Hypergraphs: colourability, contiguity and rigidity

Download files
Access & Terms of Use
open access
Copyright: Ayre, Peter
Abstract
Constraint satisfaction problems (CSPs) capture some of the most conceptually basic, yet difficult questions in mathematics. A CSP is defined by a set of variables which are related via a set of constraint equations. The question is then asked whether a particular instance admits an assignment of variables that simultaneously satisfies all of the given constraints. Such problems form the most basic building blocks of complex systems and are at the heart of a broad range of scientific problems. The colouring problem in graph theory is a canonical example of a constraint satisfaction problem and has been extensively studied since the 1850s. Despite this, some fundamental questions remain. In particular, precisely determining the distribution of the chromatic number a random graph has been notoriously difficult. The central problem of study in this thesis is the colourability of random hypergraphs with a linear number of edges. We determine the chromatic number for all but a vanishing proportion of edge densities, meaning that for nearly all cases, the problem is effectively closed. The proof relies heavily on intuition gleamed from a highly ingenious but non-rigorous formalism from statistical physics known as the cavity method. Further, the cavity method makes several other conjectures as to the geometry of the solution space, and in particular, presents evidence of “freezing” in the geometry of the solution space. We verify the location and behaviour of the “rigidity threshold” for hypergraph colouring, marking the point at which a large proportion of vertices become frozen to a particular colour. Notably, this threshold has been hypothesised to be the cause of the algorithmic barrier faced by naive algorithms.
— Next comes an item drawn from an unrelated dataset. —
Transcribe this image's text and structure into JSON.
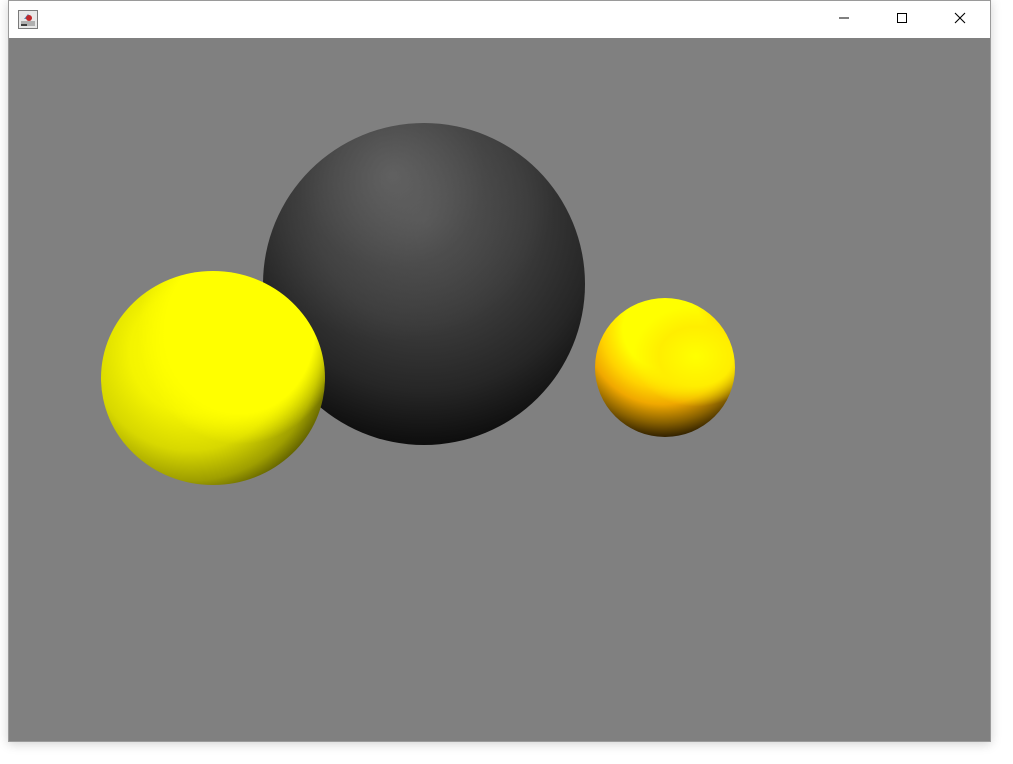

Persistent link to this record
Link to Publisher Version
Additional Link
Author(s)
Ayre, Peter
Supervisor(s)
Greenhill, Catherine
Creator(s)
Editor(s)
Translator(s)
Curator(s)
Designer(s)
Arranger(s)
Composer(s)
Recordist(s)
Conference Proceedings Editor(s)
Other Contributor(s)
Corporate/Industry Contributor(s)
Publication Year
2019
Resource Type
Thesis
Degree Type
PhD Doctorate
UNSW Faculty
Files
download public version.pdf 1.02 MB Adobe Portable Document Format
Related dataset(s)